Rails on XML, Part 2: Data modeling

04 Jan 2009, comments

[Part of the Rails on XML series.]

Among the first design decisions to be made with any web application are how to represent the data, and where to store it. The assumption behind this set of articles is that you are going to have XML data, probably in some sort of XML database. But why might someone come to this conclusion, and what are the alternatives?

For many applications, modeling the data for a relational database is pretty straightforward, especially after you've done it many times before. Customer records, addresses, phone numbers, orders, login-ids and passwords -- we all know what to do with this stuff. Moreover, there are good tools available, and there are lots of talented people around who know how to use them. Both MySQL and PostgreSQL have their weak points, but are nevertheless pretty well-behaved and a small team isn't going to waste much time fighting with either one of them. Rails, with ActiveRecord, migrations, and validations, provides a good foundation for keeping complex applications relatively sane.

By contrast, choosing an XML data representation is much riskier. The tools are less mature, and few there be that know how to use them. Don't do it unless you have a good reason.

One obvious domain for applying the XML web application toolchain is for working with an existing set of XML documents. I suspect this is a relatively rare case, however.

As a motivating example, imagine being asked to build a commercial real estate site that will have detailed listings for business properties for rent and for sale: farms, office space, retail space, restaurants, hardware stores, etc. New types of properties will be added to the site on a regular basis -- six months from now you may encounter the first listing for a marina, or a mine. The web site is expected to have rich editing and search interfaces, making it possible, for example, to search for bars for sale with seating for more than 50 customers, or for a 2-room office with an on-street entrance and its own bathroom.

In this case, modeling each property as an XML document seems like an interesting idea. Attributes that many or all of the properties have can be managed uniformly (eg listing agent, asking price, size in square-meters, taxes), and more unique characteristics (eg number of berths of various lengths in a marina) can also be represented, edited, and searched.

Once you have decided to use XML for at least some of your data, you have to decide if you are going to be a purist and use XML for everything, or not. The cleanliness of a pure approach appealed to us, but didn't seem practical. We already had a login system we liked, based on restful authentication and open-id; we planned to use attachment-fu for uploaded images; and in general we wanted to leave the door open for any and all Rails plugins. Our client had already chosen to use DB2, which supports hybrid use of both XML and SQL, and we decided to take advantage of that.

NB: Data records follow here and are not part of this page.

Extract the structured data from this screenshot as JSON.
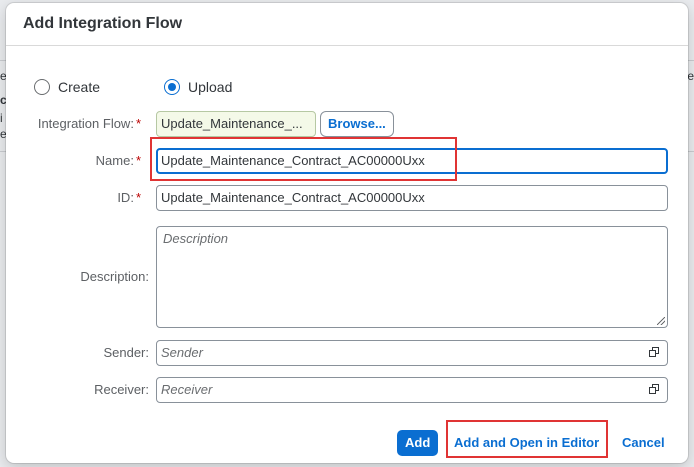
{
  "background": {
    "left_fragments": [
      "e",
      "ce",
      "i",
      "e"
    ],
    "right_fragments": [
      "e"
    ]
  },
  "dialog": {
    "title": "Add Integration Flow",
    "mode_options": [
      {
        "label": "Create",
        "selected": false
      },
      {
        "label": "Upload",
        "selected": true
      }
    ],
    "fields": {
      "integration_flow": {
        "label": "Integration Flow:",
        "required": "*",
        "value": "Update_Maintenance_..."
      },
      "browse_label": "Browse...",
      "name": {
        "label": "Name:",
        "required": "*",
        "value": "Update_Maintenance_Contract_AC00000Uxx"
      },
      "id": {
        "label": "ID:",
        "required": "*",
        "value": "Update_Maintenance_Contract_AC00000Uxx"
      },
      "description": {
        "label": "Description:",
        "placeholder": "Description"
      },
      "sender": {
        "label": "Sender:",
        "placeholder": "Sender",
        "icon": "value-help-icon"
      },
      "receiver": {
        "label": "Receiver:",
        "placeholder": "Receiver",
        "icon": "value-help-icon"
      }
    },
    "footer": {
      "add_label": "Add",
      "add_open_label": "Add and Open in Editor",
      "cancel_label": "Cancel"
    }
  },
  "colors": {
    "accent": "#0a6ed1",
    "required": "#bb0000",
    "highlight": "#e03434"
  }
}
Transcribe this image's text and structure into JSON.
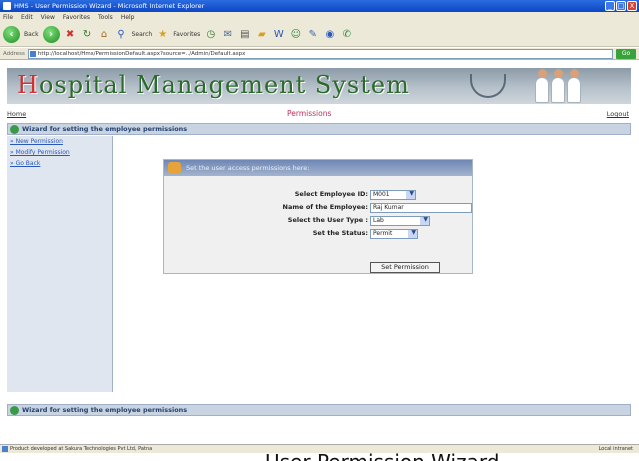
{
  "window": {
    "title": "HMS - User Permission Wizard - Microsoft Internet Explorer",
    "controls": [
      "_",
      "□",
      "X"
    ]
  },
  "menu": [
    "File",
    "Edit",
    "View",
    "Favorites",
    "Tools",
    "Help"
  ],
  "toolbar": {
    "back_label": "Back",
    "search_label": "Search",
    "favorites_label": "Favorites"
  },
  "address": {
    "label": "Address",
    "url": "http://localhost/Hms/PermissionDefault.aspx?source=../Admin/Default.aspx",
    "go_label": "Go"
  },
  "header": {
    "logo_text": "ospital  Management  System",
    "logo_cross": "H"
  },
  "nav": {
    "home": "Home",
    "page_title": "Permissions",
    "logout": "Logout"
  },
  "wizard": {
    "title": "Wizard for setting the employee permissions",
    "footer_title": "Wizard for setting the employee permissions"
  },
  "sidebar": {
    "items": [
      {
        "label": "» New Permission"
      },
      {
        "label": "» Modify Permission"
      },
      {
        "label": "» Go Back"
      }
    ]
  },
  "form": {
    "heading": "Set the user access permissions here:",
    "employee_id_label": "Select Employee ID:",
    "employee_id_value": "M001",
    "employee_name_label": "Name of the Employee:",
    "employee_name_value": "Raj Kumar",
    "user_type_label": "Select the User Type :",
    "user_type_value": "Lab",
    "status_label": "Set the Status:",
    "status_value": "Permit",
    "submit_label": "Set Permission"
  },
  "status": {
    "text": "Product developed at Sakura Technologies Pvt Ltd, Patna",
    "zone": "Local intranet"
  },
  "caption": "User Permission Wizard"
}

Another interesting choice that I've been playing with, but haven't used for anything real, would be to use one of the new document-oriented data stores, such as CouchDB. It is my belief -- but I can't completely justify it -- that if you are planning to exploit the hierarchical structure that an XML document allows you to use, then XQuery is going to win over what you can do with CouchDB.